Tunisia's new prime minister took the oath of office Friday, replacing Ali Larayedh, who resigned as prime minister this week in an attempt to end months of political deadlock and unrest.
Former industry minister Medhi Jomaa, Tunisia's new prime minister, will head a caretaker government until elections are held later this year. Anti-government riots have copntinued despite Mr. Larayedh's departure, and Mr. Jomaa told reporters he will do everything he can to restore stability.
Events in Tunisia sparked the Arab Spring democracy movement in 2011 that led to revolts in Egypt and Libya, but Tunisia's path since the overthrow of dictator Zine el-Abidine Ben Ali has been fraught with divisions over the role of Islam in the nation's governance and problems in dealing with hardline Islamist factions.

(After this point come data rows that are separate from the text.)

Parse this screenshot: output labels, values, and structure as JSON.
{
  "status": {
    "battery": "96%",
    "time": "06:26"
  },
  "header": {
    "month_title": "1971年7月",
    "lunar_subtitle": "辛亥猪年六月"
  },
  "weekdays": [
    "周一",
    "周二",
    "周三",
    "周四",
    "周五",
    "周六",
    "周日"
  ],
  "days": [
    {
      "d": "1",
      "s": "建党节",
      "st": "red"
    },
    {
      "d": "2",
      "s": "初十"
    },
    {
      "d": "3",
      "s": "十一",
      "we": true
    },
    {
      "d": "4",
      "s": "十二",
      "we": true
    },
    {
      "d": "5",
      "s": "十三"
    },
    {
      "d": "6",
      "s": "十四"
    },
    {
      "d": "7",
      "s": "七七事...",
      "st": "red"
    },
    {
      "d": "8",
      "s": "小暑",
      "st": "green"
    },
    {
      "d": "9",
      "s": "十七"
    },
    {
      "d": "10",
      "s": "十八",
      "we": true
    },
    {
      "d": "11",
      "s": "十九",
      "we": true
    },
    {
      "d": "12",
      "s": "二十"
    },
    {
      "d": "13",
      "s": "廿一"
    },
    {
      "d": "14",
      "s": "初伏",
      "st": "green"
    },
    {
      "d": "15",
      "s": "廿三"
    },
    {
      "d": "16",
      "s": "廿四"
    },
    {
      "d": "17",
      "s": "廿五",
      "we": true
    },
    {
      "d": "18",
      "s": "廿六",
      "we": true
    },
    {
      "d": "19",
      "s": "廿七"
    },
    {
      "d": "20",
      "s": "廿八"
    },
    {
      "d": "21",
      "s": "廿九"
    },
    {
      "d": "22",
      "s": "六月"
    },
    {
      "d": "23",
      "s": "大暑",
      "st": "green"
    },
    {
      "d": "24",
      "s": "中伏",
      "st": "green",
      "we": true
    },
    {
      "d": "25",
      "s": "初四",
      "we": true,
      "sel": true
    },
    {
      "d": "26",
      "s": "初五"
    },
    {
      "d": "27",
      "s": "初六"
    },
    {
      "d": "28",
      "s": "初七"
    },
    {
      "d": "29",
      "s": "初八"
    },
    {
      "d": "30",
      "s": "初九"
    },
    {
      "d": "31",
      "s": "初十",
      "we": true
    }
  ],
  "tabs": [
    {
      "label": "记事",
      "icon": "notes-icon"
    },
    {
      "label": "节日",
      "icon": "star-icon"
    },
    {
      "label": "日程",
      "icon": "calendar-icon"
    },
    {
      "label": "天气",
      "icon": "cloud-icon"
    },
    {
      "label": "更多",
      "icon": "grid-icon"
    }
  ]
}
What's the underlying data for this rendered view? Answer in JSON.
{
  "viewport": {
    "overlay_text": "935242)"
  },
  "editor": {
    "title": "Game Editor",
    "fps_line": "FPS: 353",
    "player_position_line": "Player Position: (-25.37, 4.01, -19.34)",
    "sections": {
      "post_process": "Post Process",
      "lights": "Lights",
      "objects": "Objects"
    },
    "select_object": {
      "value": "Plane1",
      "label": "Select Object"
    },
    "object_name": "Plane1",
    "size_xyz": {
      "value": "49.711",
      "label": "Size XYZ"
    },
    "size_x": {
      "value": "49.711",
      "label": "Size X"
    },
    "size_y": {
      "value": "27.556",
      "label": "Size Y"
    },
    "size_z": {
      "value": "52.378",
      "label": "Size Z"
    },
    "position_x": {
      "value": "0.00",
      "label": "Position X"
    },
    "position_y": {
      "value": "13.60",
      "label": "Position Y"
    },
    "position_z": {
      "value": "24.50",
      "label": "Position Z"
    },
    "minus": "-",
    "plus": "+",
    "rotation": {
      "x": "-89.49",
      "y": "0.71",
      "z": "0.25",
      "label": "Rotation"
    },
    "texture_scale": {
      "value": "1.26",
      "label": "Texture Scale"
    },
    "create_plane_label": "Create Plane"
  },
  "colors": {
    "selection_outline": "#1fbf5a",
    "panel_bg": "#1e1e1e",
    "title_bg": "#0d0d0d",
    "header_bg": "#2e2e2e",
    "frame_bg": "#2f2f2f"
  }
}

Incoming political leaders in Tunisia are also expected to grapple with a faltering economy, high cost of living, and a lack of job opportunities.